[2] C. J. Zhong, J. Luo, P. N. Njoki, D. Mott, B. Wanjala, R. Loukrakpam, S. Lim, L. Wang, B. Fang and Z. Xu, Energy Environ. Sci., 2008, 1, 454–466.

[3] V. Celorrio, M. G. Montes de Oca, D. Plana, R. Moliner, M. J. Lazaro and D. J. Fermin, Effect of Carbon Supports on Electrocatalytic Reactivity of Au-Pd Core-Shell Nanoparticles. J. Phys. Chem. C, 2012, 116, 6275-6282.

[4] W. F. Paxton, S. Sundararajan, T. E. Mallouk and A. Sen, Chemical Locomotion. Ang. Chem. Int. Ed., 2006, 45, 5420-5429.

[5] W. F. Paxton, A. Sen and T. E. Mallouk, Motility of Catalytic Nanoparticles through Self-Generated Forces. Chem. A Eur. J., 2005, 11, 6462-6470.

[6] J. F. Huang, S. Vongehr, S. C. Tang, H. M. Lu, J. C. Shen and X. K. Meng, Highly Catalytic Pd-Ag Bimetallic Dendrites. J. Phys. Chem. C, 2010, 114, 15005-15010.

[7] Y. Xia, J. Liu, W. Huang and Z. Li, Electrochemical fabrication of clean dendritic Au supported Pt clusters for electrocatalytic oxidation of formic acid. Electrochim. Acta., 2012, 70, 304-312.

[8] S. C. Tang, S. Vongehr, Z. Zheng and X. K. Meng, Co dendrite based bimetallic structures with nanoflake-built Pt covers and strong catalytic activity. J. Coll.&Interf. Sci., 2010, 351, 217-224.

[9] T. Shegai, P. Johansson, C. Langhammer and M. Kall, Directional Scattering and Hydrogen Sensing by Bimetallic Pd-Au Nanoantennas. Nano Lett., 2012, 12, 2464-2469.

[10] S. Uhm, H. J. Lee and J. Lee, Phys. Chem. Chem. Phys., 2009, 11, 9326–9336.

[11] H. Tanaka, M. Uenishi, M. Taniguchi, I. Tan, K. Narita, M. Kimura, K. Kaneko, Y. Nishihata and J. Mizuki, Catal. Today, 2006, 117, 321–328.
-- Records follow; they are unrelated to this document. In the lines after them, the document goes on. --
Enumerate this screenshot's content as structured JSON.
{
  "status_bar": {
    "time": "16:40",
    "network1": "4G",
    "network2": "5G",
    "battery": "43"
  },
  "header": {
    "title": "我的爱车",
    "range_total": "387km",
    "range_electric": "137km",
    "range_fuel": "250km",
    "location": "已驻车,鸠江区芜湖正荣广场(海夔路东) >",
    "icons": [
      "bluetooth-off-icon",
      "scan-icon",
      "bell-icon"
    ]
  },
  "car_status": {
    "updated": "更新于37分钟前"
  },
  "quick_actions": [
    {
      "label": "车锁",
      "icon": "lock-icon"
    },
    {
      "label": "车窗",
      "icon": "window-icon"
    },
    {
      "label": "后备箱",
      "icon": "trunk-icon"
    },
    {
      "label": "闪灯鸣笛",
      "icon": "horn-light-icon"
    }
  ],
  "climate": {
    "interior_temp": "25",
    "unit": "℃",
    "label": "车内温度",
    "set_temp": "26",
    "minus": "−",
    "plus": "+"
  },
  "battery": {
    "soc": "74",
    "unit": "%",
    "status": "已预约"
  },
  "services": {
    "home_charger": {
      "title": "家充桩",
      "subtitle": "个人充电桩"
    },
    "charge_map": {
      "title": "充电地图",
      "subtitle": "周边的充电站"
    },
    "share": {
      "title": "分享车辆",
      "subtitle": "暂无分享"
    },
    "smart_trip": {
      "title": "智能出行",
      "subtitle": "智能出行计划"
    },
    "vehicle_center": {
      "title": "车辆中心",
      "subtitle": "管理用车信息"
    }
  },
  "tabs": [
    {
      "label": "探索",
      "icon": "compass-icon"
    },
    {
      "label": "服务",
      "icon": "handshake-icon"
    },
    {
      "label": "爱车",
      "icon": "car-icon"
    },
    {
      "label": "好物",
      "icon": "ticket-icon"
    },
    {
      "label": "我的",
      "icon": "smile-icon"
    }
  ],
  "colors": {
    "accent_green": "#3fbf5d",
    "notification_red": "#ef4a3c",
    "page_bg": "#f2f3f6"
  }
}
[12] S. U. Son, Y. Jang, J. Park, H. B. Na, H. M. Park, H. J. Yun, J. Lee and T. Hyeon, J. Am. Chem. Soc., 2004, 126, 5026–5027.